Format

Send to

Choose Destination
Br J Cancer. 2012 Mar 27;106(7):1346-52. doi: 10.1038/bjc.2012.75.

Occupational risk factors have to be considered in the definition of high-risk lung cancer populations.

Author information

1
INRS, rue du Morvan CS 60027, 54519, Vandoeuvre les Nancy, Cedex, France.

Abstract

BACKGROUND:

The aim of this study was to compute attributable fractions (AF) to occupational factors in an area in North-Eastern France with high lung cancer rates and a past of mining and steel industry.

METHODS:

A population-based case-control study among males aged 40-79 was conducted, including confirmed primary lung cancer cases from all hospitals of the study region. Controls were stratified by broad age-classes, district and socioeconomic classes. Detailed occupational and personal risk factors were obtained in face-to-face interviews. Cumulative occupational exposure indices were obtained from the questionnaires. Attributable fractions were computed from multiple unconditional logistic regression models.

RESULTS:

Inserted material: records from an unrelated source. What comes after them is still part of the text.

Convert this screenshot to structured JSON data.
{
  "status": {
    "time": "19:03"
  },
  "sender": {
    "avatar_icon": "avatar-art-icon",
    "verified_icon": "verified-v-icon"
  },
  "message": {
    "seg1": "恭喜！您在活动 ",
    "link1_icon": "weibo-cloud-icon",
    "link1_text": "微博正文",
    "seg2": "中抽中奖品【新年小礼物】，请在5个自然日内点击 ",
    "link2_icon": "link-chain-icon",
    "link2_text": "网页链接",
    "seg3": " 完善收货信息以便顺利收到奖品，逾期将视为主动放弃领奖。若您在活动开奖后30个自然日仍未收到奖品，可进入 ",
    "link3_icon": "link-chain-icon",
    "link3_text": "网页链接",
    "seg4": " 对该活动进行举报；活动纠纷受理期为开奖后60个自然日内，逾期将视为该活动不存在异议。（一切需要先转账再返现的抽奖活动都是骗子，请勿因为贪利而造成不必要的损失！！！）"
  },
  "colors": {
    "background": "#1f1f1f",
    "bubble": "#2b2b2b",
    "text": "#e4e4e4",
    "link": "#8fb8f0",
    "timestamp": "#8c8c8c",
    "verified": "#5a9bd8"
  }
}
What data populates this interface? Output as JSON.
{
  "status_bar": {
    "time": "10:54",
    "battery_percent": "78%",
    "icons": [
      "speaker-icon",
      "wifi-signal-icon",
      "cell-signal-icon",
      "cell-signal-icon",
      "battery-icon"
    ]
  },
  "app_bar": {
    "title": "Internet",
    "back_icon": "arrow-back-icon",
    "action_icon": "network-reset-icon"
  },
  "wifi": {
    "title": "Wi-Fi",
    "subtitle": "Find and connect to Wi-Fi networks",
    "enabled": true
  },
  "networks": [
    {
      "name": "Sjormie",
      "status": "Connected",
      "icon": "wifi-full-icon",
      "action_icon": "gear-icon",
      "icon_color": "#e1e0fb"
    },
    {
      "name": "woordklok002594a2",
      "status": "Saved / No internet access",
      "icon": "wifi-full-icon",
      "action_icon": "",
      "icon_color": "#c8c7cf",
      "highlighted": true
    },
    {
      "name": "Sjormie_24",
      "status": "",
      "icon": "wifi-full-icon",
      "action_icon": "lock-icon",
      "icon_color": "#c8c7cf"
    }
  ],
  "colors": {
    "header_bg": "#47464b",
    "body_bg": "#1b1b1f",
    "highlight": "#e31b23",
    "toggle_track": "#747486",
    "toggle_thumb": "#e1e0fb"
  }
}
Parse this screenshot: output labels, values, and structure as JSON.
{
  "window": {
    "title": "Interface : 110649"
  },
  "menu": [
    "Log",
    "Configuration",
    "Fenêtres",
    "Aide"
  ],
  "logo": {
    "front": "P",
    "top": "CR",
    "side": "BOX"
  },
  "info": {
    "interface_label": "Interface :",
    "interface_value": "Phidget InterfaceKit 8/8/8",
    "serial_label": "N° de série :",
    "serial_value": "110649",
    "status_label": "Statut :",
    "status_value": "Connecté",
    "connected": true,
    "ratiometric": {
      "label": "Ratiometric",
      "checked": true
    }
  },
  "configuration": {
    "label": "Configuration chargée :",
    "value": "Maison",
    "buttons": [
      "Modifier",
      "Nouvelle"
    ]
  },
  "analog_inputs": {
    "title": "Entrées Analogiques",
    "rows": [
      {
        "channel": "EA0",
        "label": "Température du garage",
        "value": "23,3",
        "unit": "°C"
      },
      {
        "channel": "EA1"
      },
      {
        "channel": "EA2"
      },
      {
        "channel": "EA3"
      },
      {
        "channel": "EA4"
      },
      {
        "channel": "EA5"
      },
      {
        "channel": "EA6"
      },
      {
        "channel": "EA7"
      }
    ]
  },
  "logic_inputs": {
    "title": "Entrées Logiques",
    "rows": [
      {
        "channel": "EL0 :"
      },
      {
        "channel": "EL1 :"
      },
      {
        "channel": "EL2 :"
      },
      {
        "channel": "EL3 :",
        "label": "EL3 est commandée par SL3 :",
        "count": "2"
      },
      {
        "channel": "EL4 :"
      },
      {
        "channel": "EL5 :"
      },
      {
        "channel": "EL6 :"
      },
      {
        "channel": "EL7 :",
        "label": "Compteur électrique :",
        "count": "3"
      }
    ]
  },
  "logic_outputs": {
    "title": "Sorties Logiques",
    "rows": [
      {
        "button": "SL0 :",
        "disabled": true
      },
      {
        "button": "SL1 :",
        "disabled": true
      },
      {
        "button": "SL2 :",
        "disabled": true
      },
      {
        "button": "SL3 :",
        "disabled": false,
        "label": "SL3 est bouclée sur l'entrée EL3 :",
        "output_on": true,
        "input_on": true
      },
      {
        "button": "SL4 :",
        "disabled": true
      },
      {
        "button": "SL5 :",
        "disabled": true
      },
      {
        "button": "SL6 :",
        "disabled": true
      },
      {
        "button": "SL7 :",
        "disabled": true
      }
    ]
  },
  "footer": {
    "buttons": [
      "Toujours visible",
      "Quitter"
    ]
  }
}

A total of 246 cases and 531 controls were included. The odds ratios (ORs) adjusted on cumulative smoking and family history of lung cancer increased significantly with the cumulative exposure indices to asbestos, polycyclic aromatic hydrocarbons and crystalline silica, and with exposure to diesel motor exhaust. The AF for occupational factors exceeded 50%, the most important contributor being crystalline silica and asbestos.

CONCLUSION:

These AFs are higher than most published figures. This can be because of the highly industrialised area or methods for exposure assessments. Occupational factors are important risk factors and should not be forgotten when defining high-risk lung cancer populations.

PMID:
22453127
PMCID:
PMC3314791
DOI:
10.1038/bjc.2012.75
[Indexed for MEDLINE]
Free PMC Article

Supplemental Content

Full text links

Icon for Nature Publishing Group Icon for PubMed Central
Loading ...
Support Center